Of course, it’s upsetting to witness the victim denying her own pain to cut through her abuser’s intentions, but it speaks volumes about the mindset of someone who would molest a child that this is what victims and investigators have to do. It speaks volumes, too, about the ways in which our culture indulges abusers by focusing on their intentions while forcing survivors into a kind of self-abnegation.

And yet, it also points a way forward: Abusers should be judged on what they did. Not on what they intended. Not on how bad they feel. Not on how sorry they are. Only on what they did.

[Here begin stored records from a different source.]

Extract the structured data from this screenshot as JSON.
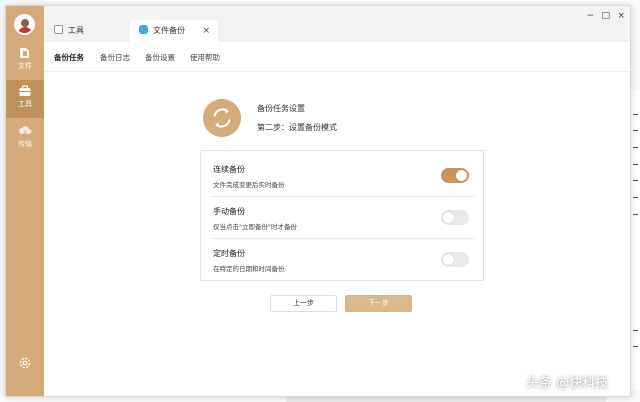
{
  "sidebar": {
    "items": [
      {
        "label": "文件",
        "icon": "folder-icon"
      },
      {
        "label": "工具",
        "icon": "toolbox-icon"
      },
      {
        "label": "传输",
        "icon": "cloud-transfer-icon"
      }
    ],
    "active_index": 1,
    "color": "#d4ab79",
    "active_color": "#bf925c"
  },
  "tabs": [
    {
      "label": "工具",
      "icon": "tool-tab-icon"
    },
    {
      "label": "文件备份",
      "icon": "backup-tab-icon",
      "close": "×"
    }
  ],
  "window_controls": {
    "minimize": "−",
    "maximize": "□",
    "close": "×"
  },
  "subnav": {
    "items": [
      "备份任务",
      "备份日志",
      "备份设置",
      "使用帮助"
    ],
    "active_index": 0
  },
  "hero": {
    "title": "备份任务设置",
    "step": "第二步：设置备份模式",
    "icon": "sync-icon"
  },
  "options": [
    {
      "title": "连续备份",
      "desc": "文件完成变更后实时备份",
      "enabled": true
    },
    {
      "title": "手动备份",
      "desc": "仅当点击\"立即备份\"时才备份",
      "enabled": false
    },
    {
      "title": "定时备份",
      "desc": "在特定的日期和时间备份",
      "enabled": false
    }
  ],
  "buttons": {
    "prev": "上一步",
    "next": "下一步"
  },
  "accent": "#c8955a",
  "watermark": "头条 @快科技"
}
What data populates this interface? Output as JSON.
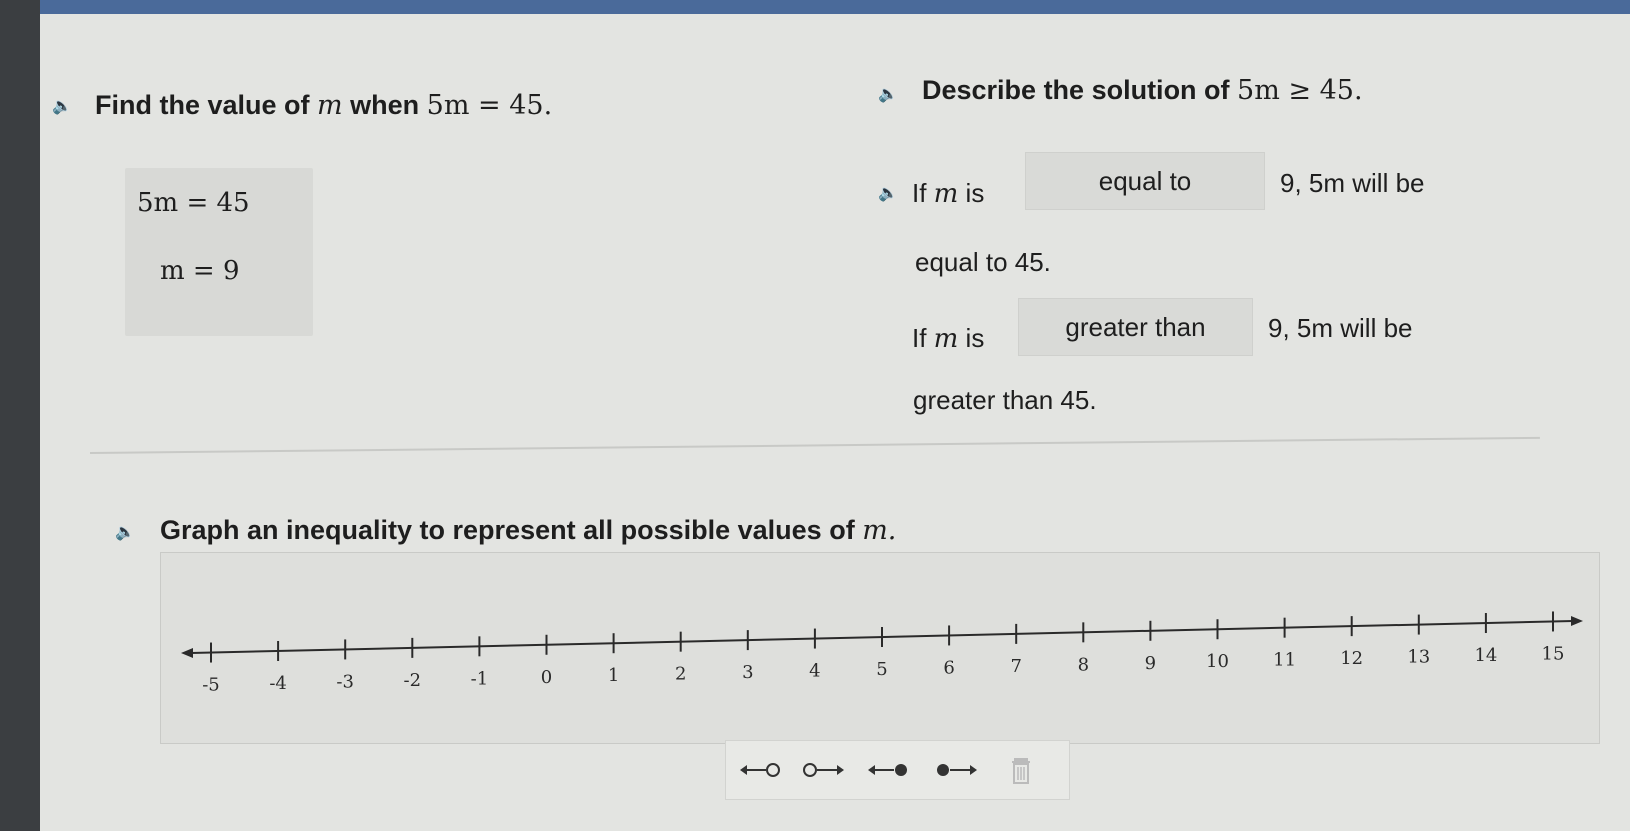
{
  "q1": {
    "speaker_icon": "speaker-icon",
    "prefix": "Find the value of ",
    "var": "m",
    "mid": " when ",
    "equation": "5m = 45."
  },
  "q2": {
    "speaker_icon": "speaker-icon",
    "prefix": "Describe the solution of ",
    "inequality": "5m ≥ 45."
  },
  "work": {
    "line1": "5m = 45",
    "line2": "m = 9"
  },
  "sentence1": {
    "lead": "If ",
    "var": "m",
    "is": " is",
    "dropdown": "equal to",
    "tail": "9, 5m will be",
    "line2": "equal to 45."
  },
  "sentence2": {
    "lead": "If ",
    "var": "m",
    "is": " is",
    "dropdown": "greater than",
    "tail": "9, 5m will be",
    "line2": "greater than 45."
  },
  "q3": {
    "text": "Graph an inequality to represent all possible values of ",
    "var": "m."
  },
  "number_line": {
    "ticks": [
      "-5",
      "-4",
      "-3",
      "-2",
      "-1",
      "0",
      "1",
      "2",
      "3",
      "4",
      "5",
      "6",
      "7",
      "8",
      "9",
      "10",
      "11",
      "12",
      "13",
      "14",
      "15"
    ]
  },
  "tools": [
    "open-circle-left-arrow-icon",
    "open-circle-right-arrow-icon",
    "closed-circle-left-arrow-icon",
    "closed-circle-right-arrow-icon",
    "trash-icon"
  ],
  "colors": {
    "page_bg": "#e3e4e1",
    "box_bg": "#d8d9d6",
    "text": "#1e1e1e"
  }
}
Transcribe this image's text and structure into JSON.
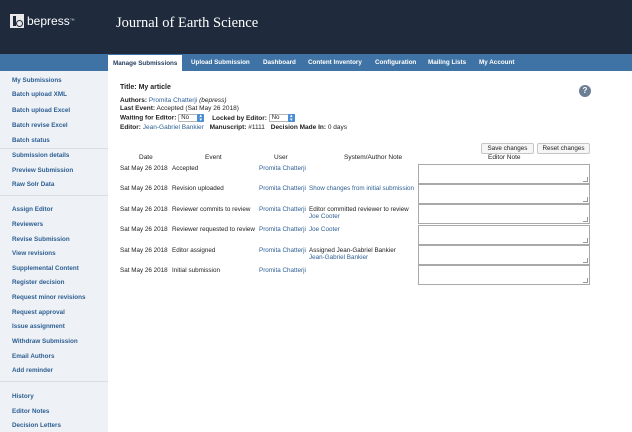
{
  "header": {
    "logo_text": "bepress",
    "logo_tm": "™",
    "journal_title": "Journal of Earth Science"
  },
  "nav": {
    "tabs": [
      {
        "label": "Manage Submissions",
        "active": true
      },
      {
        "label": "Upload Submission",
        "active": false
      },
      {
        "label": "Dashboard",
        "active": false
      },
      {
        "label": "Content Inventory",
        "active": false
      },
      {
        "label": "Configuration",
        "active": false
      },
      {
        "label": "Mailing Lists",
        "active": false
      },
      {
        "label": "My Account",
        "active": false
      }
    ]
  },
  "sidebar": {
    "items": [
      "My Submissions",
      "Batch upload XML",
      "Batch upload Excel",
      "Batch revise Excel",
      "Batch status",
      "Submission details",
      "Preview Submission",
      "Raw Solr Data",
      "Assign Editor",
      "Reviewers",
      "Revise Submission",
      "View revisions",
      "Supplemental Content",
      "Register decision",
      "Request minor revisions",
      "Request approval",
      "Issue assignment",
      "Withdraw Submission",
      "Email Authors",
      "Add reminder",
      "History",
      "Editor Notes",
      "Decision Letters"
    ]
  },
  "article": {
    "title_label": "Title:",
    "title_value": "My article",
    "authors_label": "Authors:",
    "author_name": "Promita Chatterji",
    "author_affil": "(bepress)",
    "last_event_label": "Last Event:",
    "last_event_value": "Accepted (Sat May 26 2018)",
    "waiting_label": "Waiting for Editor:",
    "waiting_value": "No",
    "locked_label": "Locked by Editor:",
    "locked_value": "No",
    "editor_label": "Editor:",
    "editor_name": "Jean-Gabriel Bankier",
    "manuscript_label": "Manuscript:",
    "manuscript_value": "#1111",
    "decision_label": "Decision Made In:",
    "decision_value": "0 days"
  },
  "buttons": {
    "save": "Save changes",
    "reset": "Reset changes"
  },
  "help_icon": "?",
  "history_table": {
    "columns": [
      "Date",
      "Event",
      "User",
      "System/Author Note",
      "Editor Note"
    ],
    "rows": [
      {
        "date": "Sat May 26 2018",
        "event": "Accepted",
        "user": "Promita Chatterji",
        "note": "",
        "note2": ""
      },
      {
        "date": "Sat May 26 2018",
        "event": "Revision uploaded",
        "user": "Promita Chatterji",
        "note": "Show changes from initial submission",
        "note2": ""
      },
      {
        "date": "Sat May 26 2018",
        "event": "Reviewer commits to review",
        "user": "Promita Chatterji",
        "note": "Editor committed reviewer to review",
        "note2": "Joe Cooter"
      },
      {
        "date": "Sat May 26 2018",
        "event": "Reviewer requested to review",
        "user": "Promita Chatterji",
        "note": "Joe Cooter",
        "note2": ""
      },
      {
        "date": "Sat May 26 2018",
        "event": "Editor assigned",
        "user": "Promita Chatterji",
        "note": "Assigned Jean-Gabriel Bankier",
        "note2": "Jean-Gabriel Bankier"
      },
      {
        "date": "Sat May 26 2018",
        "event": "Initial submission",
        "user": "Promita Chatterji",
        "note": "",
        "note2": ""
      }
    ]
  }
}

Of course, remorse affects rehabilitation potential and factors into actuarial recidivism risk assessments for sex offender registration. And in court, defense attorneys will attempt to emphasize intention over action, painting victims as “mis-perceiving” what was done to them. That’s part of having an adversarial system wherein the defense has a duty to fight for acquittal.

But let’s shift the focus away from courtroom tactics and focus on friends and family of survivors, who rather than lending support, regularly and routinely play “defense attorney” by shifting conversations to offender intentions or remorse. Whether or to what degree trial courts and correctional outcomes focus on intention is irrelevant here.

Human beings are not courts of law.

Human beings are not courts of law.

Human beings are not courts of law.

Every single time we make an abuse allegation about intentions instead of actions, we are slathering the offender in Teflon. Do you really believe that’s who deserves to be shielded?